  • Forward paddling, reverse paddling and stopping
  • Maintain an active posture and good body rotation
  • Using the power of the torso, cycling action with legs
  • Keeping the arms in the safety box
  • Appropriate trim
  • Steering a kayak
    • Sweep strokes
    • Low brace turn
    • Beginning edging
    • Stern rudder
    • Bow rudder
  • Steering an open boat
    • One-quarter sweep strokes
    • J strokes on and off the gunnel
    • Outside pivot turn
    • C strokes
    • Beginning edging
    • Poling
    • Sailing
  • Paddle straight courses and figure-of-8 courses, forward and reverse
  • S-transitions in surf or in a current
  • Draw strokes and moving the craft sideways
    • Classic draw stroke
    • Sculling draw
    • Draw-on-the-move
    • Hanging draw
  • Stern rudder and keeping the craft straight
  • Ferry gliding across a current
  • Surfing a wave
  • Support strokes and preventing a capsize
    • Low brace support stroke
    • Sculling for support
    • High support stroke
    • Paddling into and out of stoppers
  • Eskimo roll
  • Breaking-in and breaking-out of the current
  • Returning to the bank or beach and disembarking
  • Securing kayaks and canoes to trailers and roof racks

Safety

  • Capsize drill – swim ashore; retain equipment; empty; (assisted) re-entry
  • Eskimo rescue, bow presentation and paddle presentation
  • Deep water peer rescue via X-Rescue, curl, or tow to shore
  • Personal Protective Equipment
    • Buoyancy aid, helmet and spray deck
    • Kayak or open boat fitted with suitable buoyancy, and paddle
    • Personal clothing – windproof & waterproof clothes
    • Knife, whistle, two-line, first aid kit, repair kit
    • Spare clothing, food and drink
    • Exposure bag or emergency shelter
  • Water confidence
  • Use of throw-lines
  • Towing – push & pull contact tow; use of tow-lines, incl. emergency release
  • Etiquette – particularly surfing, and in rapids
  • Swimming in a current
  • Group awareness

Theory

  • The effects of wind, tide, swell, geographical features
  • Coastguard rescue services
  • Potential hazards
  • Access
  • Map reading, tide tables (BBC Tide Tables)
  • Weather forecasts
  • The difference between a skeg and a rudderA skeg is used to control the tracking of a kayak against wind. With a skeg up, the kayak weathercocks (turns into the wind). With the skeg down, the kayak turns downwind. Adjusting the skeg allows the paddler to control the kayak’s tracking between these two angles.
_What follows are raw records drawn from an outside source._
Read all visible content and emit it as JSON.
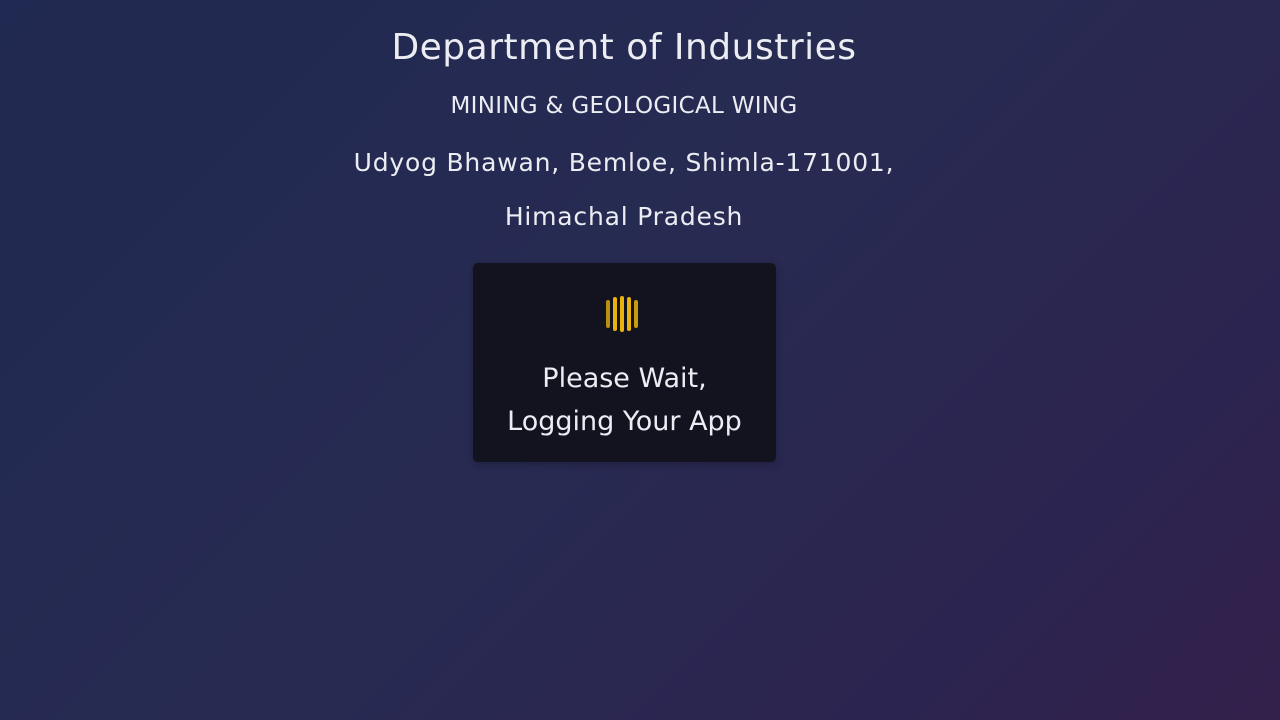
{
  "header": {
    "title": "Department of Industries",
    "wing": "MINING & GEOLOGICAL WING",
    "address_line1": "Udyog Bhawan, Bemloe, Shimla-171001,",
    "address_line2": "Himachal Pradesh"
  },
  "loader": {
    "icon": "loading-bars-icon",
    "line1": "Please Wait,",
    "line2": "Logging Your App",
    "accent_color": "#e9b30c"
  },
  "colors": {
    "background_start": "#1f2850",
    "background_end": "#32204a",
    "card": "#13131f",
    "text": "#ecedf3"
  }
}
    Trim refers to how a canoe sits on the water. Trim should be considered both front to back and port to starboard.

    In general a canoe can be slightly stern heavy when paddling forward, and slightly bow heavy when paddling backwards. However, if the bow or the stern are out of the water the canoe will be extremely susceptible to the wind and very unstable.

    A solo canoe is paddled up on edge to allow for good body rotation in the J stroke. This however, also makes the canoe an excellent device for catching wind coming from the stroke side. When paddling in windy conditions, the paddler should choose the stroke side to keep the side which is up on edge out of the wind. This is a very good reason for developing a consistent & effective stroke on both sides!
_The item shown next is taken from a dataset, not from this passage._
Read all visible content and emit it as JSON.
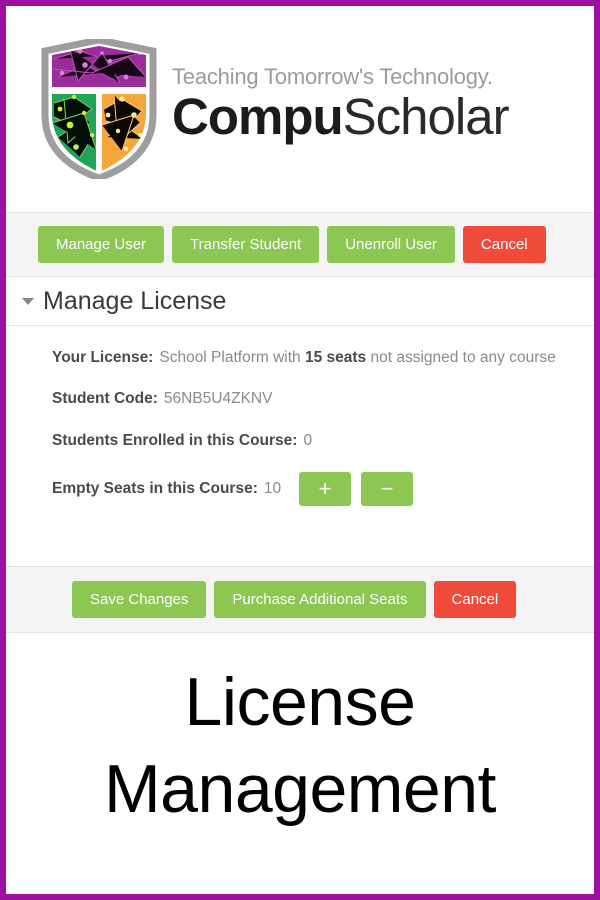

    An interesting historical note is that the term ‘starboard’ derives from the canoe J stroke. Starboard is a modern pronounciation of the anglo-saxon term steorbord (stearboard), as the fixed rudder was first positioned on the right side of the craft where the paddler turns his forward stroke into the J (most people are right-handed). In medieval times the rudder moved backwards and eventually became fixed to the stern-post as the size of craft increased. The term ‘port’ was declared formally into use by the Royal Navy in 1867 to ensure the two sides would not be confused.